This page gives you an overview of the energy consumption by the human race (excluding food). We describe current energy use, then the predicted energy demand to the year 2030. The expected effects on carbon emissions are also described.
The total primary energy consumption of the human race from 1994 to 2004 is shown in figure 1. This covers the major energy sources such as fossil fuels (petroleum, natural gas, coal), as well as nuclear and hydroelectric. The contributions from geothermal, solar, wind and wood/waste (GSWW) are grouped together in the calculations. There has been a 19.1% increase in energy consumption from 1994 to 2004. The US Dept of Energy Information Administration provided the data used in these calculations and the projections of energy demand.
Figure 2 shows world primary energy consumption in 1994 and 2004 sorted by fuel type. The fossil fuels accounted for 87% of the energy used and their use increased by around 25% during this period. The consumption of all of the energy types grew significantly in the period, with GSWW growing by an amazing 88.4%, but GSWW still only makes up around 1% of the total.
Figure 3 shows world primary energy consumption in 1994 and 2004 per capita, sorted by region. It is clear that North America has by far the largest energy use per capita compared with other regions, but as shown in figure 4 while N. America had almost no growth in energy consumption (0.7%), the growth in other regions was rather large. For instance Asia/Oceania energy use grew by 33.7%. Figure 3 implies that there are still many decades before Asia catches up, if the growth of 33.7% was to be maintained, BUT the rate of increase is accelerating, and more than doubled from 1994/95 (3.8% increase in energy use per capita between years) to 2003/04 (8.8% increase).
Figure 5 shows the CO2 emissions resulting from the use of fossil fuels in 1994 and 2004. Emissions have increased significantly in all regions (except Eurasia) and especially in Asia/Oceania where they grew by 52.4% between 1994 and 2004.
The Asia/Oceania emissions are already the highest of any region, but if the per capita energy consumption of this region catches up with N. America then global CO2 emissions will increase 4-fold (assuming zero population growth and ignoring other factors). Figure 6 shows the recent increases in emissions, with a global average increase of 25% over the 10 years.
Figure 7 shows projected growth of primary energy consumption, by fuel, from 2003 to 2030, while figure 8 shows the projected increases as percentages. All energy types are expected to show significant growth during this period of 30% (nuclear) to 95% (coal).

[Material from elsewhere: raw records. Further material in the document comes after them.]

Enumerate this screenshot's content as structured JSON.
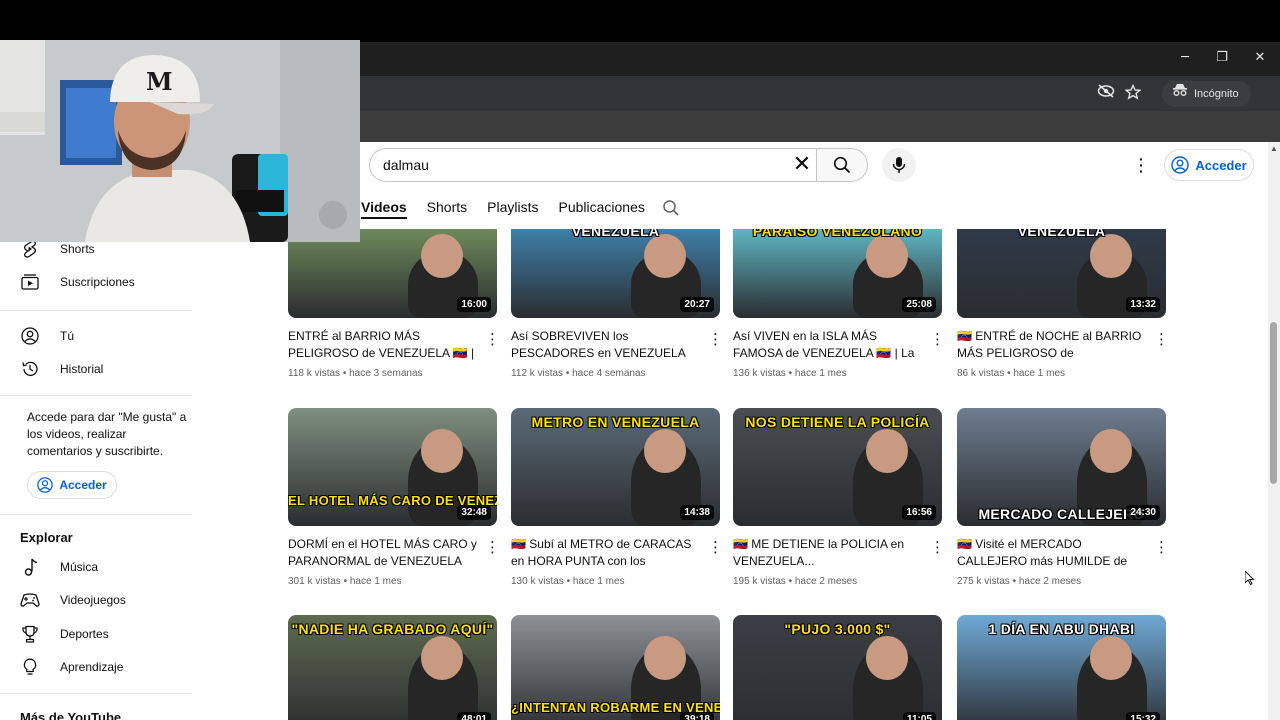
{
  "browser": {
    "mode_label": "Incógnito",
    "window_controls": [
      "─",
      "❐",
      "✕"
    ],
    "icons": [
      "eye-off-icon",
      "star-icon",
      "incognito-icon"
    ]
  },
  "header": {
    "search_value": "dalmau",
    "sign_in": "Acceder",
    "icons": [
      "clear-icon",
      "search-icon",
      "mic-icon",
      "more-icon",
      "account-icon"
    ]
  },
  "tabs": [
    "Videos",
    "Shorts",
    "Playlists",
    "Publicaciones"
  ],
  "sidebar": {
    "top_items": [
      {
        "label": "Shorts",
        "icon": "shorts-icon"
      },
      {
        "label": "Suscripciones",
        "icon": "subscriptions-icon"
      },
      {
        "label": "Tú",
        "icon": "you-icon"
      },
      {
        "label": "Historial",
        "icon": "history-icon"
      }
    ],
    "signin_note": "Accede para dar \"Me gusta\" a los videos, realizar comentarios y suscribirte.",
    "signin_button": "Acceder",
    "explore_heading": "Explorar",
    "explore_items": [
      {
        "label": "Música",
        "icon": "music-icon"
      },
      {
        "label": "Videojuegos",
        "icon": "gaming-icon"
      },
      {
        "label": "Deportes",
        "icon": "trophy-icon"
      },
      {
        "label": "Aprendizaje",
        "icon": "lightbulb-icon"
      }
    ],
    "more_heading": "Más de YouTube"
  },
  "videos": [
    {
      "title": "ENTRÉ al BARRIO MÁS PELIGROSO de VENEZUELA 🇻🇪 | PETARE SIN...",
      "views": "118 k vistas",
      "age": "hace 3 semanas",
      "duration": "16:00",
      "overlay": "",
      "bg": "#6d8a5a"
    },
    {
      "title": "Así SOBREVIVEN los PESCADORES en VENEZUELA 🇻🇪 🎣",
      "views": "112 k vistas",
      "age": "hace 4 semanas",
      "duration": "20:27",
      "overlay": "VENEZUELA",
      "bg": "#3f7fa8"
    },
    {
      "title": "Así VIVEN en la ISLA MÁS FAMOSA de VENEZUELA 🇻🇪 | La Realidad de...",
      "views": "136 k vistas",
      "age": "hace 1 mes",
      "duration": "25:08",
      "overlay": "PARAISO VENEZOLANO",
      "bg": "#5fb6c2"
    },
    {
      "title": "🇻🇪 ENTRÉ de NOCHE al BARRIO MÁS PELIGROSO de VENEZUELA |...",
      "views": "86 k vistas",
      "age": "hace 1 mes",
      "duration": "13:32",
      "overlay": "VENEZUELA",
      "bg": "#2f3a4a"
    },
    {
      "title": "DORMÍ en el HOTEL MÁS CARO y PARANORMAL de VENEZUELA 🇻🇪 |...",
      "views": "301 k vistas",
      "age": "hace 1 mes",
      "duration": "32:48",
      "overlay": "EL HOTEL MÁS CARO DE VENEZUELA",
      "bg": "#7f8f7e"
    },
    {
      "title": "🇻🇪 Subí al METRO de CARACAS en HORA PUNTA con los FAMOSOS...",
      "views": "130 k vistas",
      "age": "hace 1 mes",
      "duration": "14:38",
      "overlay": "METRO EN VENEZUELA",
      "bg": "#5b6a77"
    },
    {
      "title": "🇻🇪 ME DETIENE la POLICIA en VENEZUELA...",
      "views": "195 k vistas",
      "age": "hace 2 meses",
      "duration": "16:56",
      "overlay": "NOS DETIENE LA POLICÍA",
      "bg": "#4a4d52"
    },
    {
      "title": "🇻🇪 Visité el MERCADO CALLEJERO más HUMILDE de CARACAS | La...",
      "views": "275 k vistas",
      "age": "hace 2 meses",
      "duration": "24:30",
      "overlay": "MERCADO CALLEJERO",
      "bg": "#6e7d90"
    },
    {
      "title": "",
      "views": "",
      "age": "",
      "duration": "48:01",
      "overlay": "\"NADIE HA GRABADO AQUÍ\"",
      "bg": "#5d6b4f"
    },
    {
      "title": "",
      "views": "",
      "age": "",
      "duration": "39:18",
      "overlay": "¿INTENTAN ROBARME EN VENEZUELA",
      "bg": "#8d9196"
    },
    {
      "title": "",
      "views": "",
      "age": "",
      "duration": "11:05",
      "overlay": "\"PUJO 3.000 $\"",
      "bg": "#3b3e44"
    },
    {
      "title": "",
      "views": "",
      "age": "",
      "duration": "15:32",
      "overlay": "1 DÍA EN ABU DHABI",
      "bg": "#6fa9d6"
    }
  ]
}
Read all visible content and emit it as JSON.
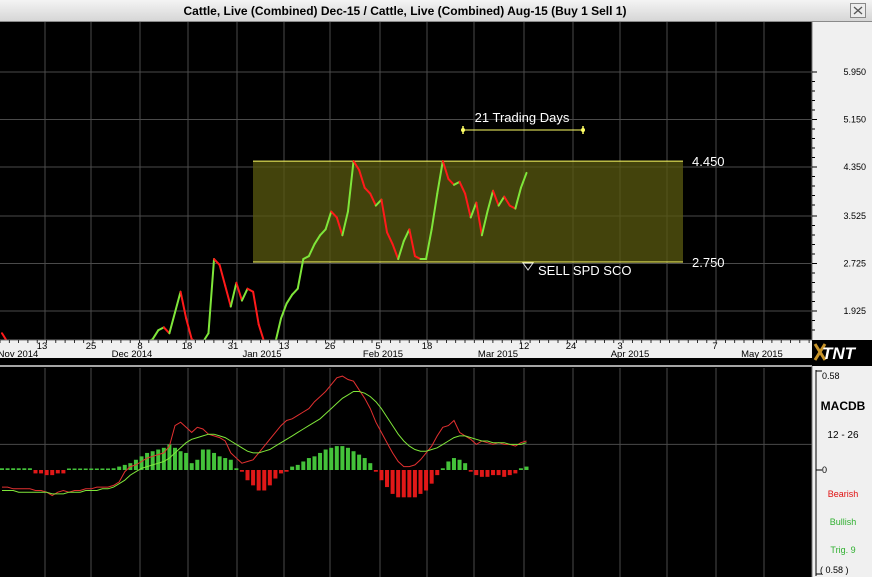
{
  "window": {
    "title": "Cattle, Live (Combined) Dec-15  / Cattle, Live (Combined) Aug-15 (Buy 1 Sell 1)"
  },
  "logo": "TNT",
  "colors": {
    "background": "#000000",
    "up": "#7fe63a",
    "down": "#ff1a1a",
    "range_box": "#ffff66",
    "grid": "#4a4a4a"
  },
  "chart_data": [
    {
      "type": "line",
      "title": "Cattle, Live (Combined) Dec-15  / Cattle, Live (Combined) Aug-15 (Buy 1 Sell 1)",
      "ylim": [
        1.4,
        6.5
      ],
      "y_ticks": [
        "5.950",
        "5.150",
        "4.350",
        "3.525",
        "2.725",
        "1.925"
      ],
      "y_tick_values": [
        5.95,
        5.15,
        4.35,
        3.525,
        2.725,
        1.925
      ],
      "x_tick_labels": [
        "Nov 2014",
        "13",
        "25",
        "Dec 2014",
        "8",
        "18",
        "31",
        "Jan 2015",
        "13",
        "26",
        "5",
        "Feb 2015",
        "18",
        "Mar 2015",
        "12",
        "24",
        "3",
        "Apr 2015",
        "7",
        "May 2015"
      ],
      "series": [
        {
          "values": [
            1.55,
            1.4,
            1.4,
            1.4,
            1.4,
            1.4,
            1.4,
            1.4,
            1.4,
            1.4,
            1.4,
            1.4,
            1.4,
            1.4,
            1.4,
            1.4,
            1.4,
            1.4,
            1.4,
            1.4,
            1.4,
            1.4,
            1.4,
            1.4,
            1.4,
            1.4,
            1.4,
            1.45,
            1.6,
            1.65,
            1.55,
            1.9,
            2.25,
            1.8,
            1.45,
            1.4,
            1.4,
            1.55,
            2.8,
            2.7,
            2.35,
            2.0,
            2.4,
            2.1,
            2.3,
            2.25,
            1.7,
            1.4,
            1.4,
            1.4,
            1.8,
            2.05,
            2.2,
            2.3,
            2.8,
            2.85,
            3.05,
            3.2,
            3.3,
            3.6,
            3.5,
            3.2,
            3.6,
            4.45,
            4.3,
            4.0,
            3.9,
            3.7,
            3.8,
            3.25,
            3.05,
            2.8,
            3.1,
            3.3,
            2.85,
            2.8,
            2.8,
            3.3,
            3.9,
            4.45,
            4.15,
            4.05,
            4.1,
            3.9,
            3.5,
            3.75,
            3.2,
            3.6,
            3.95,
            3.7,
            3.85,
            3.7,
            3.65,
            4.0,
            4.25
          ]
        }
      ],
      "range_box": {
        "high": 4.45,
        "low": 2.75,
        "high_label": "4.450",
        "low_label": "2.750"
      },
      "annotations": {
        "trading_days": "21 Trading Days",
        "signal": "SELL SPD SCO"
      }
    },
    {
      "type": "bar",
      "title": "MACDB",
      "params": "12 - 26",
      "ylim": [
        -0.58,
        0.58
      ],
      "y_ticks": [
        "0.58",
        "0",
        "( 0.58 )"
      ],
      "legend": [
        "Bearish",
        "Bullish",
        "Trig. 9"
      ],
      "histogram": [
        0.01,
        0.01,
        0.01,
        0.01,
        0.01,
        0.01,
        -0.02,
        -0.02,
        -0.03,
        -0.03,
        -0.02,
        -0.02,
        0.005,
        0.005,
        0.005,
        0.005,
        0.005,
        0.005,
        0.005,
        0.005,
        0.01,
        0.02,
        0.03,
        0.04,
        0.06,
        0.08,
        0.1,
        0.11,
        0.12,
        0.13,
        0.15,
        0.13,
        0.11,
        0.1,
        0.04,
        0.06,
        0.12,
        0.12,
        0.1,
        0.08,
        0.07,
        0.06,
        0.01,
        -0.01,
        -0.06,
        -0.09,
        -0.12,
        -0.12,
        -0.09,
        -0.05,
        -0.02,
        -0.01,
        0.02,
        0.03,
        0.05,
        0.07,
        0.08,
        0.1,
        0.12,
        0.13,
        0.14,
        0.14,
        0.13,
        0.11,
        0.09,
        0.07,
        0.04,
        -0.01,
        -0.06,
        -0.1,
        -0.14,
        -0.16,
        -0.16,
        -0.16,
        -0.16,
        -0.14,
        -0.12,
        -0.08,
        -0.03,
        0.01,
        0.05,
        0.07,
        0.06,
        0.04,
        -0.01,
        -0.03,
        -0.04,
        -0.04,
        -0.03,
        -0.03,
        -0.04,
        -0.03,
        -0.02,
        0.01,
        0.02
      ],
      "macd": [
        -0.1,
        -0.1,
        -0.11,
        -0.11,
        -0.11,
        -0.11,
        -0.12,
        -0.12,
        -0.13,
        -0.15,
        -0.13,
        -0.12,
        -0.13,
        -0.12,
        -0.12,
        -0.11,
        -0.11,
        -0.1,
        -0.1,
        -0.1,
        -0.09,
        -0.07,
        -0.01,
        0.02,
        0.03,
        0.05,
        0.07,
        0.08,
        0.09,
        0.1,
        0.14,
        0.26,
        0.28,
        0.25,
        0.22,
        0.25,
        0.24,
        0.21,
        0.2,
        0.19,
        0.17,
        0.1,
        0.07,
        0.04,
        0.05,
        0.06,
        0.1,
        0.14,
        0.18,
        0.22,
        0.26,
        0.29,
        0.3,
        0.32,
        0.34,
        0.36,
        0.4,
        0.43,
        0.46,
        0.5,
        0.54,
        0.55,
        0.53,
        0.52,
        0.47,
        0.42,
        0.36,
        0.28,
        0.22,
        0.16,
        0.1,
        0.05,
        0.02,
        0.02,
        0.03,
        0.06,
        0.1,
        0.14,
        0.2,
        0.25,
        0.26,
        0.29,
        0.22,
        0.2,
        0.18,
        0.15,
        0.17,
        0.16,
        0.15,
        0.16,
        0.15,
        0.15,
        0.14,
        0.16,
        0.17
      ],
      "trigger": [
        -0.12,
        -0.12,
        -0.12,
        -0.13,
        -0.13,
        -0.13,
        -0.13,
        -0.13,
        -0.13,
        -0.14,
        -0.14,
        -0.14,
        -0.13,
        -0.13,
        -0.13,
        -0.12,
        -0.12,
        -0.12,
        -0.11,
        -0.11,
        -0.1,
        -0.08,
        -0.06,
        -0.03,
        -0.01,
        0.01,
        0.02,
        0.03,
        0.04,
        0.05,
        0.07,
        0.1,
        0.13,
        0.16,
        0.18,
        0.19,
        0.2,
        0.21,
        0.21,
        0.2,
        0.19,
        0.17,
        0.15,
        0.13,
        0.11,
        0.1,
        0.1,
        0.11,
        0.12,
        0.14,
        0.16,
        0.18,
        0.2,
        0.22,
        0.24,
        0.26,
        0.28,
        0.3,
        0.33,
        0.36,
        0.39,
        0.42,
        0.44,
        0.46,
        0.46,
        0.45,
        0.43,
        0.4,
        0.36,
        0.31,
        0.26,
        0.21,
        0.17,
        0.14,
        0.12,
        0.11,
        0.11,
        0.12,
        0.13,
        0.15,
        0.17,
        0.19,
        0.2,
        0.2,
        0.19,
        0.18,
        0.17,
        0.17,
        0.16,
        0.16,
        0.16,
        0.15,
        0.15,
        0.15,
        0.16
      ]
    }
  ]
}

The renewable component is expected to provide around twice the contribution of hydro' by 2030 (data not shown). The renewable energy sources, although increasing by a significant percentage, are still only projected to provide around 7% of the total energy (unless we do something to change this). It is notable that over the same period fossil fuel consumption is projected to increase massively. We can therefore expect that CO2 emissions will also increase substantially.
It is clear from this data that CO2 emissions have increased significantly, and will increase massively over the next decades unless we act now. Taking this energy information together with what we know about global warming (see the climate theory page for more information), we can see that rather than the human race progressing steadily towards severe environmental problems, we are actually accelerating the process.
It seems highly unlikely that the human race will decide to drastically cut its energy consumption below current levels, after all, why shouldn't people in the developing world try to improve their standard of living with electrical goods and motorised vehicles? This being the case, we need to develop and implement radical energy generating solutions, before it's too late. The next page provides an introduction to photosynthesis as a background to our solar energy research project (now ON HOLD).